ACTIVITY: Search the entries for the word "What". Copy every line where it turns up.

"""

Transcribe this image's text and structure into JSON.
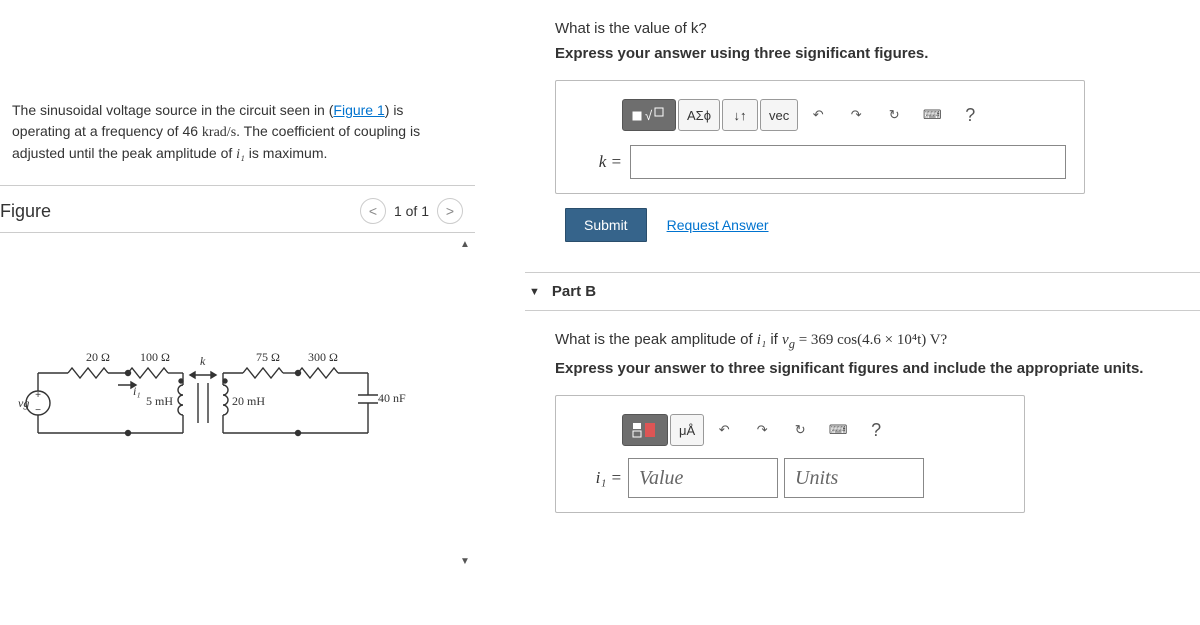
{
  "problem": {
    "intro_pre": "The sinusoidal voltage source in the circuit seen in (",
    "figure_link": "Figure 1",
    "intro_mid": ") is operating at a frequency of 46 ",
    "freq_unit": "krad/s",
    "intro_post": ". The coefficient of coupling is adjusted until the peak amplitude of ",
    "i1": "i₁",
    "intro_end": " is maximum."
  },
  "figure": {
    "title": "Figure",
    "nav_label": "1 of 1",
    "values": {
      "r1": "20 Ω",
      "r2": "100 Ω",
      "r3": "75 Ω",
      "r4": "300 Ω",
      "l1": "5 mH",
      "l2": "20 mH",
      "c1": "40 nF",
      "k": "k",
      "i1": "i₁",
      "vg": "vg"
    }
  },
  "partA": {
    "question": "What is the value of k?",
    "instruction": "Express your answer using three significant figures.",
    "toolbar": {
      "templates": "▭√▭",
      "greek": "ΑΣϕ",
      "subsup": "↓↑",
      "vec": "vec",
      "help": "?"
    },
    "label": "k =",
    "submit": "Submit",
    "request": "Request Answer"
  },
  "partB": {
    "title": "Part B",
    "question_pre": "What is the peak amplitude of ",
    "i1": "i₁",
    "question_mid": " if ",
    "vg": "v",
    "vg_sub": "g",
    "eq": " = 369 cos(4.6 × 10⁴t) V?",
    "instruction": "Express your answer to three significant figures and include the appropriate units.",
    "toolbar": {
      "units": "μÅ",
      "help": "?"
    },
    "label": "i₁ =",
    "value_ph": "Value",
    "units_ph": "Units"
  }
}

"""
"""

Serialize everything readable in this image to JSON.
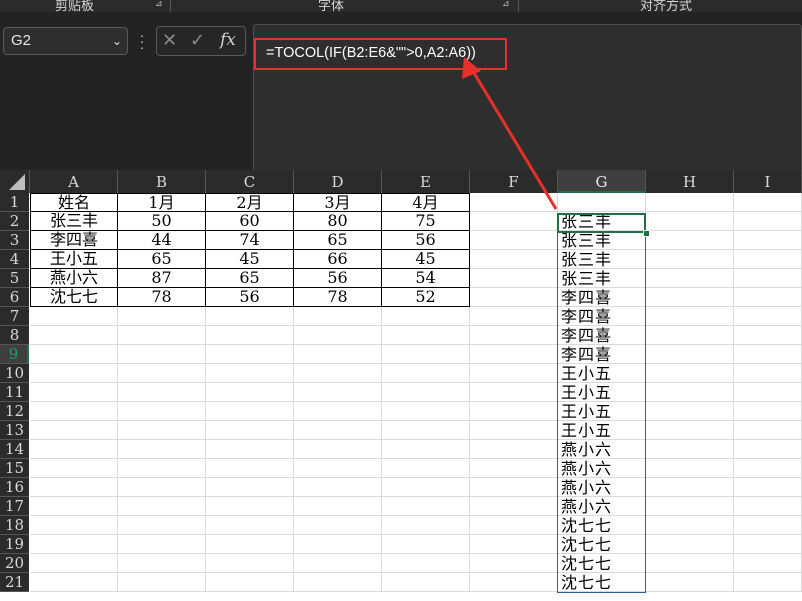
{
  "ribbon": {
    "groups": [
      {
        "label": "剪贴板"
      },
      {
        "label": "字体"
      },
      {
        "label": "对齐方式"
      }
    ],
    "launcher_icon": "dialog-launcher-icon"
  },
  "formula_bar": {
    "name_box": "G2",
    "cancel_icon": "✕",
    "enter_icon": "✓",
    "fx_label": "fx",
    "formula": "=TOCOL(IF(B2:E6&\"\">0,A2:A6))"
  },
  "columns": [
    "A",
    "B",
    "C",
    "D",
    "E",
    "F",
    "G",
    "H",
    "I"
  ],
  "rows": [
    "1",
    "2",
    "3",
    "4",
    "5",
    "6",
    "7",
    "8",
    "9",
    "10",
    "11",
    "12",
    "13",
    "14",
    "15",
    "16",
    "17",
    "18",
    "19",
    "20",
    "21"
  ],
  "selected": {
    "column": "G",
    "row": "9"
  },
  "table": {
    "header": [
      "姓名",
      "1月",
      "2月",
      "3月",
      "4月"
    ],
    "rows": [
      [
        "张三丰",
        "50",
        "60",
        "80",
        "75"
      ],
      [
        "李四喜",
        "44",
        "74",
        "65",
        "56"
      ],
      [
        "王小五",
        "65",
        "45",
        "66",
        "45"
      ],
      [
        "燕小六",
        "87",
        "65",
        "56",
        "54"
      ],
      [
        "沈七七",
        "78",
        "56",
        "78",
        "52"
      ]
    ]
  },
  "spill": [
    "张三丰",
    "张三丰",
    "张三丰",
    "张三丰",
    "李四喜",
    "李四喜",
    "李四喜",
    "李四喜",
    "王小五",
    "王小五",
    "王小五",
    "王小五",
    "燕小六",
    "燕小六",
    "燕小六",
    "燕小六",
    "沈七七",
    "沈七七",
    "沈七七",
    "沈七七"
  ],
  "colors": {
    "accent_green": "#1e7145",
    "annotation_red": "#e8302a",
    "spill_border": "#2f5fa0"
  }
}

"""
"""

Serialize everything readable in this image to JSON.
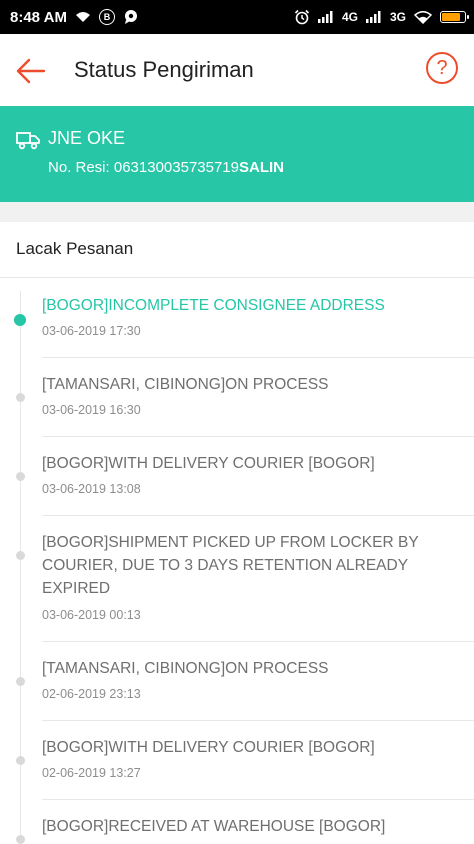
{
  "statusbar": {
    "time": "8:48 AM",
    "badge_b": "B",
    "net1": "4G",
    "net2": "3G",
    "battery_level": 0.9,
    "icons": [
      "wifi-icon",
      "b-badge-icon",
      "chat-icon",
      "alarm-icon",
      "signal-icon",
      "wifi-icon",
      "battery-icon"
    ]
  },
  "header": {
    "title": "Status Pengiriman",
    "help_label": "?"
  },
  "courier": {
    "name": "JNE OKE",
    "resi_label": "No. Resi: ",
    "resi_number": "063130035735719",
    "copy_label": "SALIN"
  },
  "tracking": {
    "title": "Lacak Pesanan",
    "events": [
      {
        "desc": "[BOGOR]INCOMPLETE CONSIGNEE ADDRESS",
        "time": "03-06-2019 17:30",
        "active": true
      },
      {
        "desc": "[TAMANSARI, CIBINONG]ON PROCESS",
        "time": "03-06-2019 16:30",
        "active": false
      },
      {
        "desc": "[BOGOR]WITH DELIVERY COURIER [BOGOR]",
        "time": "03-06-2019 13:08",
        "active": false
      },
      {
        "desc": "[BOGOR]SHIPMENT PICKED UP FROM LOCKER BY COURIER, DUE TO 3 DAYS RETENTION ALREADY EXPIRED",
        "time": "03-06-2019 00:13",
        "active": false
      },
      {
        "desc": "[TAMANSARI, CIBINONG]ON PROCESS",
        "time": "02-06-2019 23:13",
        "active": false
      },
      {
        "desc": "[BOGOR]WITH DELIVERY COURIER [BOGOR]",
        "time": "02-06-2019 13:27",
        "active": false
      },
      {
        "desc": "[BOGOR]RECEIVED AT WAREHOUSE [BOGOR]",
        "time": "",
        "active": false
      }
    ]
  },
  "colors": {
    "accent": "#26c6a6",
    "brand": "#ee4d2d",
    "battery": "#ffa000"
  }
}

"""

REPLY:
    "question": "What is the value of k?",
    "question_pre": "What is the peak amplitude of ",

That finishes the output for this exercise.